In his statement published by the New York Daily News, Giambi thanked his family and friends for the support over the years before turning to the folks in baseball who helped him along the way. Here is an excerpt:

Ever since I was five years old, all I ever wanted to be was a Major League Baseball player. The Oakland A’s, New York Yankees, Colorado Rockies and Cleveland Indians were a big part of helping that dream come true.

To the managers, coaches and players, it’s been a tremendous honor sharing the field with you and thank you very much.

To the writers, local and national, and to the broadcasters, I want to express my appreciation to the media for covering the game we all love.

I want to thank the fans for being a part of this incredible journey. I especially want to thank the fans that gave me a second chance to let me show you the human being you see today.

Lastly, to the game of baseball: I started playing you when I was a kid and I’m leaving you a man. Thank you.

Giambi spent 20 years in baseball, hitting a lifetime .277 with 2,010 hits, 440 home runs and 1,441 RBI. He was a five-time MLB All-Star and won the American League MVP award in 2000. The first baseman also won the Silver Slugger award in 2001 and 2002.

He last suited up for the Cleveland Indians in 2014 but only appeared in 26 games during the season before entering free agency in October.

His career was marked by some controversy amid the steroid era, however. In 2004, it came to light that Giambi admitted to using performance-enhancing drugs to a federal grand jury in 2003. He didn’t publicly admit he took steroids until 2007, when he chastised Major League Baseball and its players for not apologizing for the steroid era.

Howard Bryant of ESPN favorably remembers how Giambi handled the controversy:

It’s hard to say what Giambi’s legacy will be going forward, as is the case with many of the players who were entangled in the steroid controversy. But all things considered, he was one of the finest hitters of his generation and a truly dominant player from 1999 to 2003.

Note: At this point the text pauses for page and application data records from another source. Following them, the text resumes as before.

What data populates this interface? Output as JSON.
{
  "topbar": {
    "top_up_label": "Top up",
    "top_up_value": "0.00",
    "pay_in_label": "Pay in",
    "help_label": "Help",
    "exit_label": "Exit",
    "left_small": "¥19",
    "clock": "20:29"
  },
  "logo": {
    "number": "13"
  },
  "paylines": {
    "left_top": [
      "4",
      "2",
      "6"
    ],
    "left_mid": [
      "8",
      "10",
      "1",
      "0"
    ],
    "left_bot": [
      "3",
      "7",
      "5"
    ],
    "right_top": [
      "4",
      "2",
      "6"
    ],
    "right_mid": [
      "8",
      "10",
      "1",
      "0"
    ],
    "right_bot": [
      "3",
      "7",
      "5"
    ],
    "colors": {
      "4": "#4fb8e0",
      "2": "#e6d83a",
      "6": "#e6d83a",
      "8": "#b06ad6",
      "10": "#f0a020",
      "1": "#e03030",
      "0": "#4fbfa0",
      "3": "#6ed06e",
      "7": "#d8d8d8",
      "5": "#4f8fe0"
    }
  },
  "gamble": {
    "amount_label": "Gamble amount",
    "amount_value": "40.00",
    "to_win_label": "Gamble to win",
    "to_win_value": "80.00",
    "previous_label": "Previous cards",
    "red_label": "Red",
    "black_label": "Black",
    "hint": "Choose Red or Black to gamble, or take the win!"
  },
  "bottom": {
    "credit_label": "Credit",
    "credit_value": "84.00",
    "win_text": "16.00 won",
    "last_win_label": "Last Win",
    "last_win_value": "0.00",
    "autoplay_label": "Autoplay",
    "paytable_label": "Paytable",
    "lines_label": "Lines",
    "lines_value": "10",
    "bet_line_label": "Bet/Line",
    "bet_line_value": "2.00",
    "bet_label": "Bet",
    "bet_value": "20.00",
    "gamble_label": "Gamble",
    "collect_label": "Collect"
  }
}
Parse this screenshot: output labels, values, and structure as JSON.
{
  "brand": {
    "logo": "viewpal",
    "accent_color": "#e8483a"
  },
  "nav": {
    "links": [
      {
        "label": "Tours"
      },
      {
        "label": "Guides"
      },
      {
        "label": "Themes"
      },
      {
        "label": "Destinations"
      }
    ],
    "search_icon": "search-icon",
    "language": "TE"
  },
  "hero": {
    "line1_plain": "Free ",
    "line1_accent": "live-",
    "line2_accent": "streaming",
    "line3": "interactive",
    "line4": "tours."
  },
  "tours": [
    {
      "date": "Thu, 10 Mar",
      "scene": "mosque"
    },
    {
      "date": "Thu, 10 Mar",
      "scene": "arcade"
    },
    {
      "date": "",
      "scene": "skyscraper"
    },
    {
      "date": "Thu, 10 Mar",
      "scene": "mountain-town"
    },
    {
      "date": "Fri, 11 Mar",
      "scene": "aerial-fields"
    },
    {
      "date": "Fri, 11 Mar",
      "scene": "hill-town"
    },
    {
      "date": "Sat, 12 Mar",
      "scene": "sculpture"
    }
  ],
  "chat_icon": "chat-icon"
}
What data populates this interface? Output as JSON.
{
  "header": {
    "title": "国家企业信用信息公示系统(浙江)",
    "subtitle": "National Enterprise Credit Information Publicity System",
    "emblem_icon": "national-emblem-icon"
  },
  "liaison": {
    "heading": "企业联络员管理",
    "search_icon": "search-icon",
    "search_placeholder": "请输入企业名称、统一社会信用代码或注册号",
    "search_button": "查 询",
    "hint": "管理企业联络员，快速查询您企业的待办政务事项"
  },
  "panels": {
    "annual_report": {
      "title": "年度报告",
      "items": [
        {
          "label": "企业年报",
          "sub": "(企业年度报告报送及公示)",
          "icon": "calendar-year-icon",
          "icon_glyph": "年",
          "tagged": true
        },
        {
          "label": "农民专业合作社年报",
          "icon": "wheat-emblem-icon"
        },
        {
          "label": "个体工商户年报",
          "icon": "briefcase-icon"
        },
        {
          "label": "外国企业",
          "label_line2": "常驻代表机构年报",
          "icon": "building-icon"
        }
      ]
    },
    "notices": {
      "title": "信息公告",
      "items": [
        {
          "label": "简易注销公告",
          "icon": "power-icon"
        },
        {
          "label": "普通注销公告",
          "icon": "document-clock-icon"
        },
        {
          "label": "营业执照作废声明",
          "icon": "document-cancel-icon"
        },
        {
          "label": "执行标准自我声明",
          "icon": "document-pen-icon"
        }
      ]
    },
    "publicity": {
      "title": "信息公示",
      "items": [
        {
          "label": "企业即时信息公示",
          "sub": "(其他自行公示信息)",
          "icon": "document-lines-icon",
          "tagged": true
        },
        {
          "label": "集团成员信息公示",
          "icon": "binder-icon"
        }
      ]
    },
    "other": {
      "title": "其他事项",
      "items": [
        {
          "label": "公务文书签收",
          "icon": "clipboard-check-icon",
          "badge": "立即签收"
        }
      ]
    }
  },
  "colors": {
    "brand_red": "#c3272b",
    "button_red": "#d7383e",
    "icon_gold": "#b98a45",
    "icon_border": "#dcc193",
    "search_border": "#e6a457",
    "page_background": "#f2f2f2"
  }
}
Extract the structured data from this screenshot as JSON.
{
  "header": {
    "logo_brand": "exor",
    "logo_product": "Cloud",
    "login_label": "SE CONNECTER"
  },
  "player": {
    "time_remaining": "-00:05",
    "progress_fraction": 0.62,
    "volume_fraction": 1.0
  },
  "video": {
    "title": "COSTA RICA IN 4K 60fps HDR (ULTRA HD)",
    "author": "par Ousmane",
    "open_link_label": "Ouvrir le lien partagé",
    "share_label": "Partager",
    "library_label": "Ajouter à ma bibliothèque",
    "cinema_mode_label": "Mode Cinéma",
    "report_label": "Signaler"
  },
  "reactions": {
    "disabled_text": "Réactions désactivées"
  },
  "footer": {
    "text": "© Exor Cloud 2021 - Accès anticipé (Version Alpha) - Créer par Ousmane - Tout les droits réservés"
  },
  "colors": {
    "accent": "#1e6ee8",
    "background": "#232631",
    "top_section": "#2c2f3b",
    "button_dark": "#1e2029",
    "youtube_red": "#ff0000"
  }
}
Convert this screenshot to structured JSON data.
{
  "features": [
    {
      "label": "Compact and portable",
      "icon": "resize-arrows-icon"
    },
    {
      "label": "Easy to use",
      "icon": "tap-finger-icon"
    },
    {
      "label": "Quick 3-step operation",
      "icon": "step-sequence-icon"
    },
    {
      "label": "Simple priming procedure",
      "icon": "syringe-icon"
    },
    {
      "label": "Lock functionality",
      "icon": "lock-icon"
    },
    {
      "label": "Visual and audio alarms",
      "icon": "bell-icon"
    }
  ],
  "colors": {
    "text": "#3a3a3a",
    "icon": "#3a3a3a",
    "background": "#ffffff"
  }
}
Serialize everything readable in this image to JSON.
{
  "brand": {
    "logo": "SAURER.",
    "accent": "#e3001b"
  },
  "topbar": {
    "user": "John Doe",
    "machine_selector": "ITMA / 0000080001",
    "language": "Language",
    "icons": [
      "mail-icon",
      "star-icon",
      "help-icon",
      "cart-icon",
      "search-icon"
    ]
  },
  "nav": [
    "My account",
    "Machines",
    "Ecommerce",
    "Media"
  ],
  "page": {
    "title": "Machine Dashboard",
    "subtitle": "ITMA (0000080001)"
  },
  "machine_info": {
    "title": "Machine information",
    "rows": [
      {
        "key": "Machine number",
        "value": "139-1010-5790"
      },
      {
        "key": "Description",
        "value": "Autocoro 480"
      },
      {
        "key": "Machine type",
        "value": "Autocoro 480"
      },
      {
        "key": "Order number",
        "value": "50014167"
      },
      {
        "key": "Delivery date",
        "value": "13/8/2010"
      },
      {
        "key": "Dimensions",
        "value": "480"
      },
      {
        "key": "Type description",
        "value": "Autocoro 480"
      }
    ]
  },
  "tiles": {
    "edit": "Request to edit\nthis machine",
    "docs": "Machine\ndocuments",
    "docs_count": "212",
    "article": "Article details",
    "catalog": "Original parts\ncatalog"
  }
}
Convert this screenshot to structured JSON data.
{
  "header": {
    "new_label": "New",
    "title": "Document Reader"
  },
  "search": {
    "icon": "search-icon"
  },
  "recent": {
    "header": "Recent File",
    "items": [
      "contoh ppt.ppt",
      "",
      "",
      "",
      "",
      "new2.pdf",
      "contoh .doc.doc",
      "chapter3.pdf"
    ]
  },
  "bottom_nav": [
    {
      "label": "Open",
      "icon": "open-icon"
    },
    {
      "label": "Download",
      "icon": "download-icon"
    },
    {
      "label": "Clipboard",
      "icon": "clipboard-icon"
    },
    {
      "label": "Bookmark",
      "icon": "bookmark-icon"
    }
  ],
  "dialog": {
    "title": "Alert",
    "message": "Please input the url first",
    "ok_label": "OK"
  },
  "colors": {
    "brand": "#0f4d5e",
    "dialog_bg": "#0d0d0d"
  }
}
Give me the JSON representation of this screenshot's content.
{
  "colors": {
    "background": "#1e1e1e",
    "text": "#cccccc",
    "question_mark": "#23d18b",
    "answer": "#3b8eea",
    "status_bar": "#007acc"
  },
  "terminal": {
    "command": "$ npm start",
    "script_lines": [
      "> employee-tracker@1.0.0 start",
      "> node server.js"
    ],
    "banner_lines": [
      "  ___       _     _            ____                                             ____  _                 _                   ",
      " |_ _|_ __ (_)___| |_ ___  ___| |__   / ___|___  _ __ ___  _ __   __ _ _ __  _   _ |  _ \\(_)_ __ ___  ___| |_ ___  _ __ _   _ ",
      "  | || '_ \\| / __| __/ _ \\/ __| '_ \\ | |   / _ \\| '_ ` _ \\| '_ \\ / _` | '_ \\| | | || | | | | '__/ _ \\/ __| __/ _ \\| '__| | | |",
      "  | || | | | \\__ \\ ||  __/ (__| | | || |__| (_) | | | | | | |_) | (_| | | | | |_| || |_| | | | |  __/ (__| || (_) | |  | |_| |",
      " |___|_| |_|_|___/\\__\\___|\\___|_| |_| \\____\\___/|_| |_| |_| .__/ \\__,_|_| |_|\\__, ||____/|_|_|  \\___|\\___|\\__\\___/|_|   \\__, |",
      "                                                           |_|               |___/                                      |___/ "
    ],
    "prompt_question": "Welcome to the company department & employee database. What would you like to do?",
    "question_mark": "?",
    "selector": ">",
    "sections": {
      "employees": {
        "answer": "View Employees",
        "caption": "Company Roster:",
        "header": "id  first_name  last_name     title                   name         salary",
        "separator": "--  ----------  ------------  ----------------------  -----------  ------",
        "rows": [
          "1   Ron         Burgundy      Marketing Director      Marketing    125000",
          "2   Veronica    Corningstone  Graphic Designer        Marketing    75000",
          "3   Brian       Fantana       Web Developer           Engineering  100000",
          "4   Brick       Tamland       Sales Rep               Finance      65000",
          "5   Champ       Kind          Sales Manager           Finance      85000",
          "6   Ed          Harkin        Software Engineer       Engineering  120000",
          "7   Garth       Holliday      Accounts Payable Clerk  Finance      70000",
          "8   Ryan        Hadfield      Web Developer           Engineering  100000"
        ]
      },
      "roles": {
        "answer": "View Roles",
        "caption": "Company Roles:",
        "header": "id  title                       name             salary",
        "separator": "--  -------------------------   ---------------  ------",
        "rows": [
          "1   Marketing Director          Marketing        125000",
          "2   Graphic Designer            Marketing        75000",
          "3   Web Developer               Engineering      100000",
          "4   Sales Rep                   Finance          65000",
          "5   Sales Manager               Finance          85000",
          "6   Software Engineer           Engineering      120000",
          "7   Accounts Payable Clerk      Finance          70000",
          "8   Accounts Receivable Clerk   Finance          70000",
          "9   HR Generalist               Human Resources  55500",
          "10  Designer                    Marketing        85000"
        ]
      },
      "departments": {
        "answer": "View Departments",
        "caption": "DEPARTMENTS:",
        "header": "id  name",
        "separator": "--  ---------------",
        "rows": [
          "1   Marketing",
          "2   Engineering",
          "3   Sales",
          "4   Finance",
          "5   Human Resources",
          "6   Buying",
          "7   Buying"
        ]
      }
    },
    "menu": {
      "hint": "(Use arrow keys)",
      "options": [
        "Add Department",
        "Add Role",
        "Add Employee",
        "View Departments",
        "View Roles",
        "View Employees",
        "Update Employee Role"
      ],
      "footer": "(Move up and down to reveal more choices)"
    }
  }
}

History will decide whether the numbers he posted—and the numbers posted by his contemporaries—can be trusted. For a stretch during his prime, though, there were few players in baseball better than Giambi.


Follow TRappaRT on Twitter

Read more MLB news on